BH: What’s your one-paragraph pitch for your novel, Vampyre Kisses?
EK: Vampyre Kisses is an enthralling story about a young woman, Faith, who meets a 400-year-old vampire named Trent. It isn’t long before Faith learns that she herself is a witch with a long family history. After finding out that Trent is a vampire along with being a terrific kisser he helps her find a way to take control of her powers. Soon powerful gems are stolen from the werewolf royalty and vampire master and they must be found. The reader will take a journey through a new kind of universe that is full of gods, vampires, witches and werewolves.
BH: Tell us a little about your path to publication.
EK: Well, I did try to go the traditional route, but I didn’t have any agents that wanted to take my story on. After awhile I decided to self publish my book. I truly believe that the book is great and with good marketing on my part I can get a wide range of people interested in it. I have readers all over the USA along with readers in the UK, Spain, and India. But I would warn anyone thinking of self-publishing that it is not easy. It takes you putting in your own money, lots of time, and being very open minded to do well.
BH: Okay, your bio saying that you’re a “young fiction writer” begs the rather rude question: how old are you? “Young” could be twelve or eighty-five, depending on perspective.
EK: hehe. I haven’t gotten this question yet! To be honest, I am a little over 90. Haha. J/K. Actually I am 25, which is young. I don’t care what anyone says!
BH: How long have you been writing fiction?
EK: I don’t remember the exact age I began, but I have been writing since I was around 8. I would read books on whales and then write research papers on them. I did this for fun; yes I was a nerd and still am. I wrote a few short stories when I was around 10 that were fiction. When I was 13 I began my first book but I never completed it though I was pretty much at the end of it.
I have always been the imaginative type though. I like to make up fantasies in my head. It actually really helps my writing because I can see the character in my head and the gestures that they make.
BH: I read on your website that Vampyre Kisses is the first in a planned series. How many books do you have planned? Have you outlined them all, or do you have a more general vision of the series?
EK: Right now I am almost half way through the second book. It is going to be called something like Lupine Secrets or Lupine Seductions. I haven’t decided yet. This book is outlines. For the third book I have an idea of what I want to do but nothing on paper yet. I think I could get a good five books or more out of this series. I have many ideas going on in my head when it comes to these characters.
EK: Faith is a young adult in her early twenties and truthfully, I wanted Faith to be not average but just a regular person with a working job and dreams.

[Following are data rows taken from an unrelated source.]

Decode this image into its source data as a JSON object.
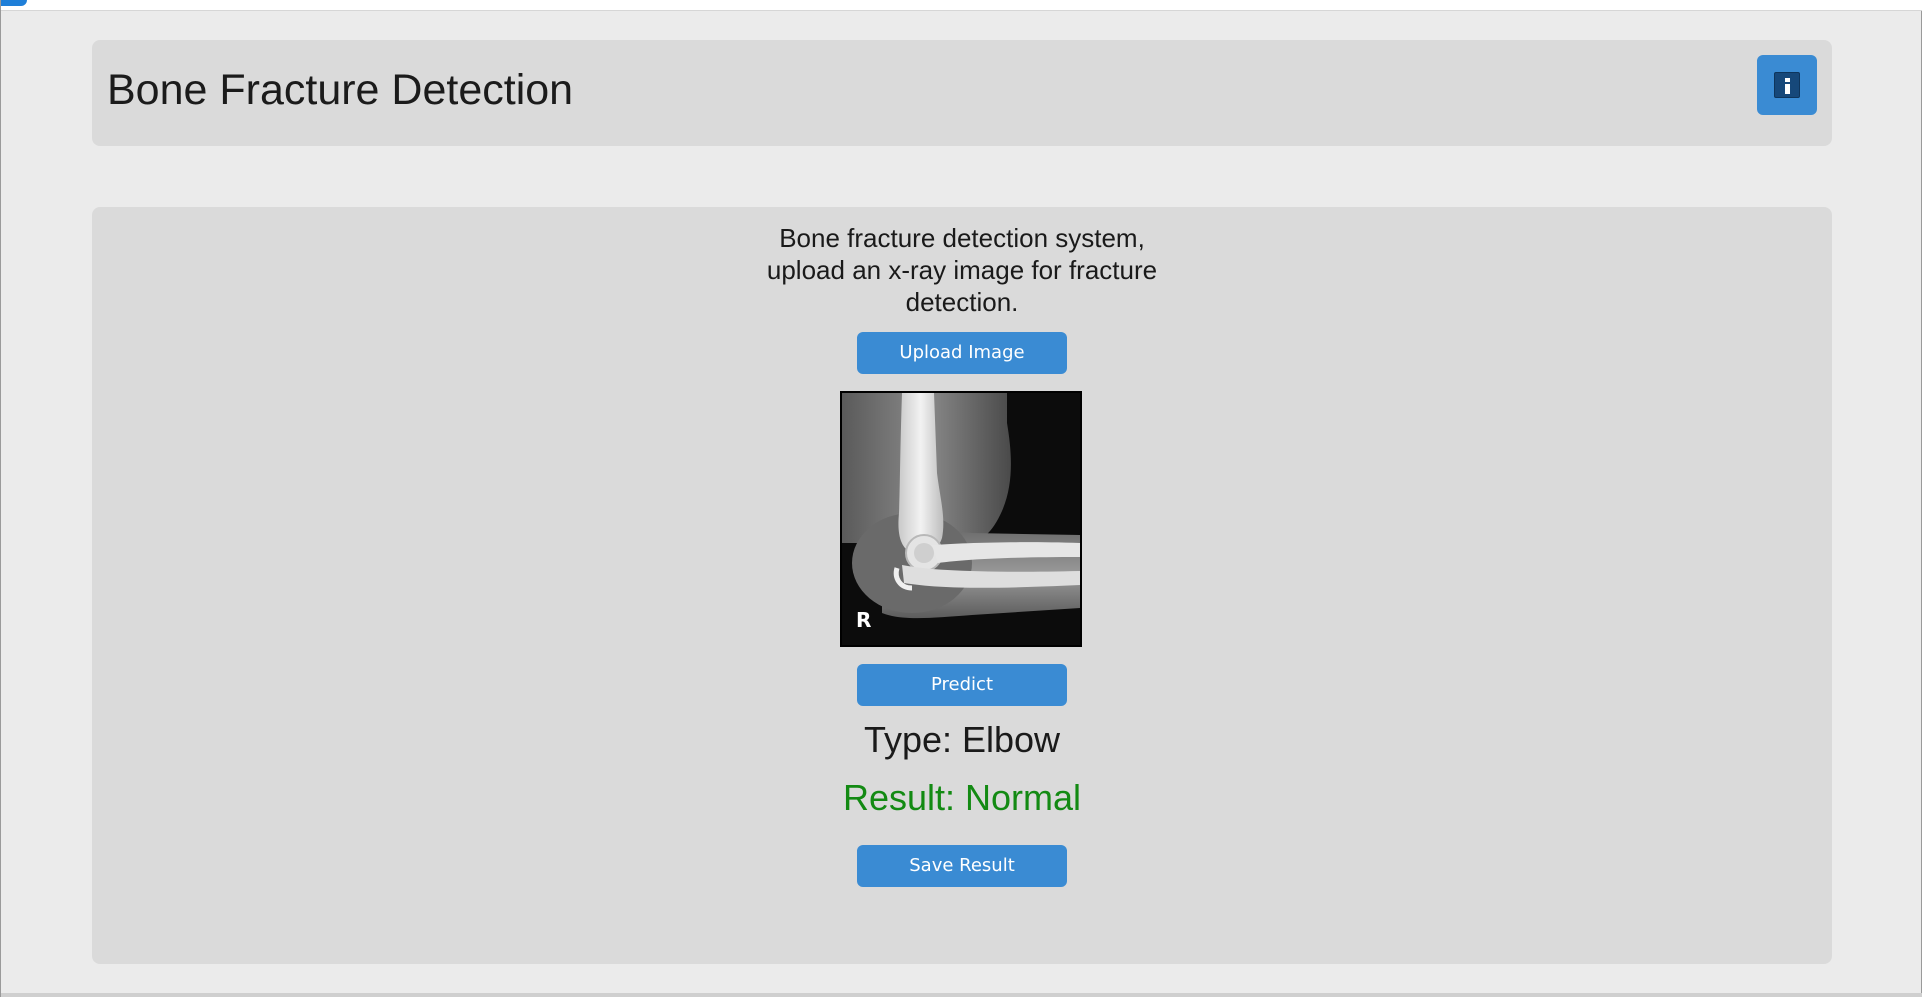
{
  "window": {
    "accent_color": "#1f7fd8"
  },
  "header": {
    "title": "Bone Fracture Detection",
    "info_icon": "info-icon",
    "button_color": "#3a8bd3"
  },
  "main": {
    "description": "Bone fracture detection system, upload an x-ray image for fracture detection.",
    "upload_label": "Upload Image",
    "image": {
      "marker_letter": "R",
      "subject": "elbow x-ray"
    },
    "predict_label": "Predict",
    "type_text": "Type: Elbow",
    "result_text": "Result: Normal",
    "result_color": "#138a13",
    "save_label": "Save Result"
  }
}
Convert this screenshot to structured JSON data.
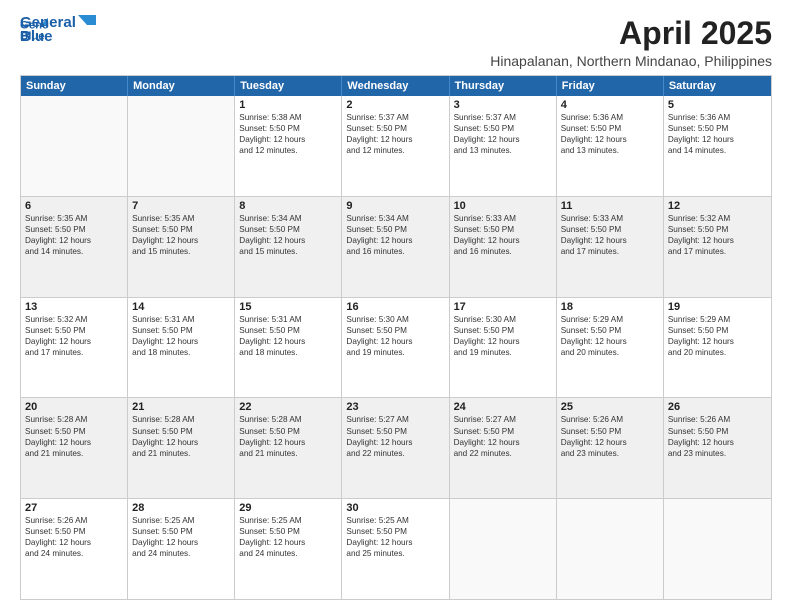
{
  "logo": {
    "line1": "General",
    "line2": "Blue"
  },
  "title": "April 2025",
  "subtitle": "Hinapalanan, Northern Mindanao, Philippines",
  "header_days": [
    "Sunday",
    "Monday",
    "Tuesday",
    "Wednesday",
    "Thursday",
    "Friday",
    "Saturday"
  ],
  "weeks": [
    [
      {
        "day": "",
        "lines": [],
        "empty": true
      },
      {
        "day": "",
        "lines": [],
        "empty": true
      },
      {
        "day": "1",
        "lines": [
          "Sunrise: 5:38 AM",
          "Sunset: 5:50 PM",
          "Daylight: 12 hours",
          "and 12 minutes."
        ]
      },
      {
        "day": "2",
        "lines": [
          "Sunrise: 5:37 AM",
          "Sunset: 5:50 PM",
          "Daylight: 12 hours",
          "and 12 minutes."
        ]
      },
      {
        "day": "3",
        "lines": [
          "Sunrise: 5:37 AM",
          "Sunset: 5:50 PM",
          "Daylight: 12 hours",
          "and 13 minutes."
        ]
      },
      {
        "day": "4",
        "lines": [
          "Sunrise: 5:36 AM",
          "Sunset: 5:50 PM",
          "Daylight: 12 hours",
          "and 13 minutes."
        ]
      },
      {
        "day": "5",
        "lines": [
          "Sunrise: 5:36 AM",
          "Sunset: 5:50 PM",
          "Daylight: 12 hours",
          "and 14 minutes."
        ]
      }
    ],
    [
      {
        "day": "6",
        "lines": [
          "Sunrise: 5:35 AM",
          "Sunset: 5:50 PM",
          "Daylight: 12 hours",
          "and 14 minutes."
        ]
      },
      {
        "day": "7",
        "lines": [
          "Sunrise: 5:35 AM",
          "Sunset: 5:50 PM",
          "Daylight: 12 hours",
          "and 15 minutes."
        ]
      },
      {
        "day": "8",
        "lines": [
          "Sunrise: 5:34 AM",
          "Sunset: 5:50 PM",
          "Daylight: 12 hours",
          "and 15 minutes."
        ]
      },
      {
        "day": "9",
        "lines": [
          "Sunrise: 5:34 AM",
          "Sunset: 5:50 PM",
          "Daylight: 12 hours",
          "and 16 minutes."
        ]
      },
      {
        "day": "10",
        "lines": [
          "Sunrise: 5:33 AM",
          "Sunset: 5:50 PM",
          "Daylight: 12 hours",
          "and 16 minutes."
        ]
      },
      {
        "day": "11",
        "lines": [
          "Sunrise: 5:33 AM",
          "Sunset: 5:50 PM",
          "Daylight: 12 hours",
          "and 17 minutes."
        ]
      },
      {
        "day": "12",
        "lines": [
          "Sunrise: 5:32 AM",
          "Sunset: 5:50 PM",
          "Daylight: 12 hours",
          "and 17 minutes."
        ]
      }
    ],
    [
      {
        "day": "13",
        "lines": [
          "Sunrise: 5:32 AM",
          "Sunset: 5:50 PM",
          "Daylight: 12 hours",
          "and 17 minutes."
        ]
      },
      {
        "day": "14",
        "lines": [
          "Sunrise: 5:31 AM",
          "Sunset: 5:50 PM",
          "Daylight: 12 hours",
          "and 18 minutes."
        ]
      },
      {
        "day": "15",
        "lines": [
          "Sunrise: 5:31 AM",
          "Sunset: 5:50 PM",
          "Daylight: 12 hours",
          "and 18 minutes."
        ]
      },
      {
        "day": "16",
        "lines": [
          "Sunrise: 5:30 AM",
          "Sunset: 5:50 PM",
          "Daylight: 12 hours",
          "and 19 minutes."
        ]
      },
      {
        "day": "17",
        "lines": [
          "Sunrise: 5:30 AM",
          "Sunset: 5:50 PM",
          "Daylight: 12 hours",
          "and 19 minutes."
        ]
      },
      {
        "day": "18",
        "lines": [
          "Sunrise: 5:29 AM",
          "Sunset: 5:50 PM",
          "Daylight: 12 hours",
          "and 20 minutes."
        ]
      },
      {
        "day": "19",
        "lines": [
          "Sunrise: 5:29 AM",
          "Sunset: 5:50 PM",
          "Daylight: 12 hours",
          "and 20 minutes."
        ]
      }
    ],
    [
      {
        "day": "20",
        "lines": [
          "Sunrise: 5:28 AM",
          "Sunset: 5:50 PM",
          "Daylight: 12 hours",
          "and 21 minutes."
        ]
      },
      {
        "day": "21",
        "lines": [
          "Sunrise: 5:28 AM",
          "Sunset: 5:50 PM",
          "Daylight: 12 hours",
          "and 21 minutes."
        ]
      },
      {
        "day": "22",
        "lines": [
          "Sunrise: 5:28 AM",
          "Sunset: 5:50 PM",
          "Daylight: 12 hours",
          "and 21 minutes."
        ]
      },
      {
        "day": "23",
        "lines": [
          "Sunrise: 5:27 AM",
          "Sunset: 5:50 PM",
          "Daylight: 12 hours",
          "and 22 minutes."
        ]
      },
      {
        "day": "24",
        "lines": [
          "Sunrise: 5:27 AM",
          "Sunset: 5:50 PM",
          "Daylight: 12 hours",
          "and 22 minutes."
        ]
      },
      {
        "day": "25",
        "lines": [
          "Sunrise: 5:26 AM",
          "Sunset: 5:50 PM",
          "Daylight: 12 hours",
          "and 23 minutes."
        ]
      },
      {
        "day": "26",
        "lines": [
          "Sunrise: 5:26 AM",
          "Sunset: 5:50 PM",
          "Daylight: 12 hours",
          "and 23 minutes."
        ]
      }
    ],
    [
      {
        "day": "27",
        "lines": [
          "Sunrise: 5:26 AM",
          "Sunset: 5:50 PM",
          "Daylight: 12 hours",
          "and 24 minutes."
        ]
      },
      {
        "day": "28",
        "lines": [
          "Sunrise: 5:25 AM",
          "Sunset: 5:50 PM",
          "Daylight: 12 hours",
          "and 24 minutes."
        ]
      },
      {
        "day": "29",
        "lines": [
          "Sunrise: 5:25 AM",
          "Sunset: 5:50 PM",
          "Daylight: 12 hours",
          "and 24 minutes."
        ]
      },
      {
        "day": "30",
        "lines": [
          "Sunrise: 5:25 AM",
          "Sunset: 5:50 PM",
          "Daylight: 12 hours",
          "and 25 minutes."
        ]
      },
      {
        "day": "",
        "lines": [],
        "empty": true
      },
      {
        "day": "",
        "lines": [],
        "empty": true
      },
      {
        "day": "",
        "lines": [],
        "empty": true
      }
    ]
  ]
}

When she finds out that she is a witch is when she starts having to learn and grow up quickly. What may make her unique is how she easily embraces the supernatural world she is thrust into. I find that it is easy for her because a part of her as been searching for where she belongs, for her witch side to be let out. I really hope that is apparent to readers in the book.
BH: The model wearing the Vampyre Kisses T-Shirt on your website is obviously not you. Any clues to the mystery man’s identity?
EK: I guess I can let that cat out of the bag. The mystery man is my muse. He is the one who would comfort me during my most depressing writers block and help me by letting me bounce ideas off of him. My number one cheerleader and someone who without, this book might not be written the way that is.
BH: What is your favorite book on the craft of writing?
EK: I would say one of my favs is the book, Book in a Month by Victoria Lynn Schmidt. I am very big on organization and this book offered me this. That book or The Art of War for Writers by James Scott Bell. I think that book is just fantastic in what it can teach you with such few words.
BH: What is the best writing advice anyone has given you?
EK: The best advice I ever got was from my professors at George Mason University who told me that to write a good book one must read many books, even the ones you don’t think you’ll like. This proved to be very correct. Even reading Milton’s Paradise Lost, which was the most difficult thing ever, really showed me other ways to make descriptions and connect with my own characters.
BH: Thank you, Elizabeth, for answering my questions and sharing your book, as well as your thoughts on the writing life!
Want more? You can visit Elizabeth on her website, as well as Facebook and Twitter (see below)…and if you’d like some vampire along with your Halloween, websites where you can purchase Vampyre Kisses are listed below as well.
Publisher’s Website: http://bit.ly/9aYtXo
Barnes and Noble: http://bit.ly/dpJsLC